[Illegible (Mass.) Cor. Globe-Democrat.]
The following story is vouched for by ten or twelve of the most respectable citizens of the place: Harvey Samson, the 15-year-old son of R.B. Samson, prominent in commercial circles, died of lingering consumption at his father’s residence in the suburbs on last Tuesday night. He was fully conscious up to the time he drew his last breath, and several times on the day before he died expressed his fear of death, always adding that this arose from no dread of the hereafter, but from a purely physical shrinkage from the Unknown, and that if he could only have had his mother with him he would lose all such fear. Mrs. Samson, to whom Harvey had been devoted and enjoyed and even unusual degree of companionship with, has been dead for over two years.
On Tuesday morning he said to his aunt, Mrs. Josephine Burwel, that he had prayed that his mother might be allowed to come for him and guide him into the spirit land, and that he believed she would come.

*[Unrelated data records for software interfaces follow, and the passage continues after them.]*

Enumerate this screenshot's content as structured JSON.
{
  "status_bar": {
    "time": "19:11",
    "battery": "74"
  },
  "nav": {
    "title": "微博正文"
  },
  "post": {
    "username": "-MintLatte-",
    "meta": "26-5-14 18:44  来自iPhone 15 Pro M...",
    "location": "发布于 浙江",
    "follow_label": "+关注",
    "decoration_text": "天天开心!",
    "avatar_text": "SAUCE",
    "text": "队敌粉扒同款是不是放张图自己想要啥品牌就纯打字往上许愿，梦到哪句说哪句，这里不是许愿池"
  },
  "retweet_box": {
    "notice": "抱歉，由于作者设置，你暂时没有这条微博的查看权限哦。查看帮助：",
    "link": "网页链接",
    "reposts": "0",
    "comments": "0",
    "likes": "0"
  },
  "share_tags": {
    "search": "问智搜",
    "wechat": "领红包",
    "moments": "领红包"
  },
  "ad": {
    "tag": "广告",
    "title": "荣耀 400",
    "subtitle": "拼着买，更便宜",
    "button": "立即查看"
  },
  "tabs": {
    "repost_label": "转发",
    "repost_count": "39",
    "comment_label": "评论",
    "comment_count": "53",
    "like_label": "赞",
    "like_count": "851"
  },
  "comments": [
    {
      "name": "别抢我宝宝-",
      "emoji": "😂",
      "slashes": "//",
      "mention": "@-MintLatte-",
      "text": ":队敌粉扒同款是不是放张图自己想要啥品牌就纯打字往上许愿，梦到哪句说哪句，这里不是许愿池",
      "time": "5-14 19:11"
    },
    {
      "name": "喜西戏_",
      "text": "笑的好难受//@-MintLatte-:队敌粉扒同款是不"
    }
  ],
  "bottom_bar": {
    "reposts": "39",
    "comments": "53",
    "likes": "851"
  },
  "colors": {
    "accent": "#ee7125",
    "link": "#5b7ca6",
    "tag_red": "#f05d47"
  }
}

That evening about the twilight hour, and a short time before the end, the dying boy sprang up in bed with a glad cry turned toward the door, which had just blown open, and, with outstretched arms, appeared the next moment to clasp some one ardently to his breast.
Dr. Osborne, who was attending him, and who was alone with him at the moment, inquired of him what it was.
“It is my mother, “ the boy replied, with a tender smile at the chair close beside his bed. “She’s come for me.”
The doctor then advanced and felt the lad’s pulse, only to find him perfectly free from fever and wholly unexcited, but sinking fast. He called the family, who came to bid Harvey good-by. The boy then requested them to take away the light, except the small night lamp burning on a table near, as he said the glare kept him from seeing his mother plainly. When this wish was carried out, the afflicted family, Drs. Osborne and Cunningham, with the nurse and a friend or two, declare that they saw sitting beside Harvey, holding his hand and smiling on him, a woman clad in snowy garments, and in whom they had no difficulty in recognizing Mrs. Samson, who had been personally and well known to each and all of them. She remained distinctly visible for two hours and more, when she suddenly vanished, and on approaching the bed they found that the boy was dead.
The Cincinnati [OH] Enquirer 18 January 1891: p. 6
Mrs Daffodil’s Aide-memoire: While it is not unusual for the dying to see visions of loved ones gone before, returning to fetch them away, this story is rare in that the mother’s apparition seems to have been visible to a whole host of witnesses. In some cultures, such pre-death-bed apparitions are called, appropriately, “fetches.”
For more stories of Victorian death-beds, see The Victorian Book of the Dead.
Mrs Daffodil invites you to join her on the curiously named “Face-book,” where you will find a feast of fashion hints, fads and fancies, and historical anecdotes
You may read about a sentimental succubus, a vengeful seamstress’s ghost, Victorian mourning gone horribly wrong, and, of course, Mrs Daffodil’s efficient tidying up after a distasteful decapitation in A Spot of Bother: Four Macabre Tales.